Rumble online video platform slammed the Globe and Mail on Wednesday, accusing the old outlet of supporting public censorship run by corporate media after a Globe reporter asked them why they didn’t block or limit Russian content like other sites .
“The Globe and Mail demands to know why we are not dutifully copying YouTube censorship. It is now common for us to receive pressure from journalists demanding that we censor more,” Rumble wrote.
Rumble posted two emails on Twitter showing questions sent to them by Globe reporter Joe Castaldo earlier this week. Castaldo had asked for comment on why the platform did not limit or block content from Russian broadcasters, while other sites like YouTube, Facebook, Instagram and Twitter were quick to censor Russia Today (RT) shortly. after Russia invaded Ukraine.
The first email reads: “YouTube has announced a policy to ban content that denies, minimizes or trivializes well-documented violent events related to Russia’s war in Ukraine.” Castaldo went on to ask, “(d) Does Rumble have a plan to adopt similar policies to Youtube for dealing with such content?”

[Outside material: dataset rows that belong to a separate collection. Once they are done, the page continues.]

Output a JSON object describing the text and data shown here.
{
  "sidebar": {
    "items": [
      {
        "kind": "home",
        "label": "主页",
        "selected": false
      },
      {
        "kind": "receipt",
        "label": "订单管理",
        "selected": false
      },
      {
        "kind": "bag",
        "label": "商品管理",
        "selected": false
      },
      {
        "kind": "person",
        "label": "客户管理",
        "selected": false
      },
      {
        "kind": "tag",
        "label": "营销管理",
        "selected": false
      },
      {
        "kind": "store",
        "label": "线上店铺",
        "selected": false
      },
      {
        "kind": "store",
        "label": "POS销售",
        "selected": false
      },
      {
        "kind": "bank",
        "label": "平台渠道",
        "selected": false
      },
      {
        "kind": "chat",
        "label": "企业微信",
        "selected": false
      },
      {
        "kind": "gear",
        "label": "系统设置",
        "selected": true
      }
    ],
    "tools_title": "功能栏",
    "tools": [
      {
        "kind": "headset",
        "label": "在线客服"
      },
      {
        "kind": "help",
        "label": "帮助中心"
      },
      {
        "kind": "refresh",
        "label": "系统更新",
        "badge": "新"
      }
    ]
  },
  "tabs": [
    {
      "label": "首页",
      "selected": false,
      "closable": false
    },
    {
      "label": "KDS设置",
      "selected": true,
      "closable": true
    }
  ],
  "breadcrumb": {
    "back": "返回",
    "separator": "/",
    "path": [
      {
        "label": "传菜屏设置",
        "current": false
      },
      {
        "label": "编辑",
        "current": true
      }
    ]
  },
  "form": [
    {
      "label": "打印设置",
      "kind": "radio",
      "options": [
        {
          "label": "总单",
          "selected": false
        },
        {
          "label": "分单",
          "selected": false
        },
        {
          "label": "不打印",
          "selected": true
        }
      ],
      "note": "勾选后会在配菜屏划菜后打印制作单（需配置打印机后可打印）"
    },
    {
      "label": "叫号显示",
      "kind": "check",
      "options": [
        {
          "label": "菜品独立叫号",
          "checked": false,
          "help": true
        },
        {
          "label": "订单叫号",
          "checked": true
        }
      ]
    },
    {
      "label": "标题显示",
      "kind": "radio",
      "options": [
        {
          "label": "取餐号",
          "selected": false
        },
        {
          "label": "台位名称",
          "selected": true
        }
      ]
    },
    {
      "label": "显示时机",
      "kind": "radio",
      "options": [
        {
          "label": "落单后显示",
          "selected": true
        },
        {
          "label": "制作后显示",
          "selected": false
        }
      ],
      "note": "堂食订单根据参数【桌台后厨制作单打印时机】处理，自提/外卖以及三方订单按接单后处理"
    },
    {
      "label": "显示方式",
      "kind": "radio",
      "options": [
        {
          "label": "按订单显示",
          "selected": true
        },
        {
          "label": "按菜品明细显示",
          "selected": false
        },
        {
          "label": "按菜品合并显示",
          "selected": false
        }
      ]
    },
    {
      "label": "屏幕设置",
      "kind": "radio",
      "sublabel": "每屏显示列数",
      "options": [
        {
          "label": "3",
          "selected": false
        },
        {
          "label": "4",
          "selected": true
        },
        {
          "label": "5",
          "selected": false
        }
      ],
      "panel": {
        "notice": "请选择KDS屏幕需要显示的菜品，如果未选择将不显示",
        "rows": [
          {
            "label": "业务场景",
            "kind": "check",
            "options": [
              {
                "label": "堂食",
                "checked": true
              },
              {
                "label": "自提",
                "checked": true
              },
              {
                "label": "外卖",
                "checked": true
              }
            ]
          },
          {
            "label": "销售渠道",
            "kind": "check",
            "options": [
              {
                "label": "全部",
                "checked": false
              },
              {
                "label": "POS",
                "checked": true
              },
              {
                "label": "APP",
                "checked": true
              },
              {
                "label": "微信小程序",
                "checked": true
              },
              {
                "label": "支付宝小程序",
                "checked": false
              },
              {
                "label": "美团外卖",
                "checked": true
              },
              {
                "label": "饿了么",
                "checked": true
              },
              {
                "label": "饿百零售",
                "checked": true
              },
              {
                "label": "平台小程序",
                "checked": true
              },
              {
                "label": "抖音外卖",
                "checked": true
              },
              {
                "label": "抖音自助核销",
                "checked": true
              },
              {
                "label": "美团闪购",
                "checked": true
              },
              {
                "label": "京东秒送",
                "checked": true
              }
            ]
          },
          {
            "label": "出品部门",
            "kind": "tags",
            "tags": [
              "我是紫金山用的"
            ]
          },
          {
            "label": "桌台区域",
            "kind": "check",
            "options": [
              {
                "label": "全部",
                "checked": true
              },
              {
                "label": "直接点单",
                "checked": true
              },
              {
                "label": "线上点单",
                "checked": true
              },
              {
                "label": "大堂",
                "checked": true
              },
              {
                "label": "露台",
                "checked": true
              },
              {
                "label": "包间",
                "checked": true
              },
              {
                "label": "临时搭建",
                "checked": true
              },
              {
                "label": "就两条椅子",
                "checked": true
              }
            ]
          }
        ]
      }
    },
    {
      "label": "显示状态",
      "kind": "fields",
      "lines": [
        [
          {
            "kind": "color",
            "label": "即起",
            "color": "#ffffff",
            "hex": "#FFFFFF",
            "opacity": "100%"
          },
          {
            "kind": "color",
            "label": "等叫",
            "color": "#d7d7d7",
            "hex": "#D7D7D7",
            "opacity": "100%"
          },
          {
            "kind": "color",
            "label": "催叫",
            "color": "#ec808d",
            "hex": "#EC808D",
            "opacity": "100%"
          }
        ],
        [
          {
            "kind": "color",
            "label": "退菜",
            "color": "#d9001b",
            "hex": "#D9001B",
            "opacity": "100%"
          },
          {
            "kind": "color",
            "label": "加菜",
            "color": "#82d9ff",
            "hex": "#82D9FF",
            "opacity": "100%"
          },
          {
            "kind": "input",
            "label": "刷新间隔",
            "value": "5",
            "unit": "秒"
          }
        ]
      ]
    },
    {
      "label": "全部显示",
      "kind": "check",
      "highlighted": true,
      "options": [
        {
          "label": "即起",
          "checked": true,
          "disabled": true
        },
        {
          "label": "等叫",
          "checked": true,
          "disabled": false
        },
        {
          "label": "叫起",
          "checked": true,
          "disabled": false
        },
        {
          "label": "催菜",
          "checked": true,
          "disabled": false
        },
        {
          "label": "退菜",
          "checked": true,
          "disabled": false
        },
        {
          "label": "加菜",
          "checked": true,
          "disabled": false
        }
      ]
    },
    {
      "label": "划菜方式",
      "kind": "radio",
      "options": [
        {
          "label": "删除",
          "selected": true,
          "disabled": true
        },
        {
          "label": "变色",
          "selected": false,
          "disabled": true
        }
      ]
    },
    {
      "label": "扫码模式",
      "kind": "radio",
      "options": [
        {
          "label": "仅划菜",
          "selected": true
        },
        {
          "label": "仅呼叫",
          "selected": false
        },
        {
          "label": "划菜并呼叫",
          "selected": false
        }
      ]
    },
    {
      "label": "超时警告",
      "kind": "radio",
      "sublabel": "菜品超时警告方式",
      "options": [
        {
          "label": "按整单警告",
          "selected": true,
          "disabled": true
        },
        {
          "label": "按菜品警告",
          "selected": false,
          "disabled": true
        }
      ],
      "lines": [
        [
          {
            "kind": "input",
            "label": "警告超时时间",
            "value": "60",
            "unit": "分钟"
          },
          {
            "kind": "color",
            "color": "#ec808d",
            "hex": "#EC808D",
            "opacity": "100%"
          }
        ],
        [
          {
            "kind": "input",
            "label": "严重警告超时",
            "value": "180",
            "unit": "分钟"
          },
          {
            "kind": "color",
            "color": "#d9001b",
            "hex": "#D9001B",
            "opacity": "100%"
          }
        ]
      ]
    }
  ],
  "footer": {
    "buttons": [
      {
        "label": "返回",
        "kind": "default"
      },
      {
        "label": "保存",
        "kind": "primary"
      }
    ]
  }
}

In the following email, Castaldo mentioned two sources accusing Rumble of spreading “Kremlin lies and propaganda” and who said their business model relies on “fringe groups who spread conspiracy theories and disinformation under the pretext of freedom of expression”.
He later wrote that he could provide examples of prominent creators such as Stew Peters and Alex Jones having produced videos “reflecting Russian government propaganda”.
Rumble responded with a scathing remark about corporate media and big tech conglomerates advocating public censorship.
“There is a reason the public has turned dramatically against both corporate media (such as your outlet) and Big Tech: because you have arrogantly claimed the power to decide for the public what information they can and cannot be trusted to hear and what opinions they can and cannot express,” the platform tweeted.
Rumble then went on to say, “(b)y stark contrast, the reason Rumble is growing so quickly is because we trust adults to make decisions for themselves about what ideas they can express, and we trust them to form their own opinion after hearing all sides.
Freelance journalist Glenn Greenwald responded at office.
“It cannot be overemphasized: (a) how surreal and dangerous it is that the leaders of the campaign for greater censorship are ‘journalists’ (i.e. employees of major media corporations) and (b) how vital it is for free speech platforms to resist this compulsion to censor.
MPs on the House of Commons heritage committee voted on February 28 to demand that the Canadian Radio-Television Commission (CRTC) prevent “state-controlled broadcasters” from broadcasting in Canada.
The motion, which was moved by Liberal MP Yvan Baker, called on Cabinet to “issue an order of general application directing the Canadian Radio-television and Telecommunications Commission to adopt a new broadcasting policy that would eliminate broadcasters controlled by the state that broadcast disinformation and propaganda from the CRTC’s list of non-Canadian programming services and stations authorized for distribution, thereby removing Russia Today from the Canadian airwaves.
Rumble’s founder and CEO is Chris Pavlovski, a Canadian who now runs the company from Florida, USA.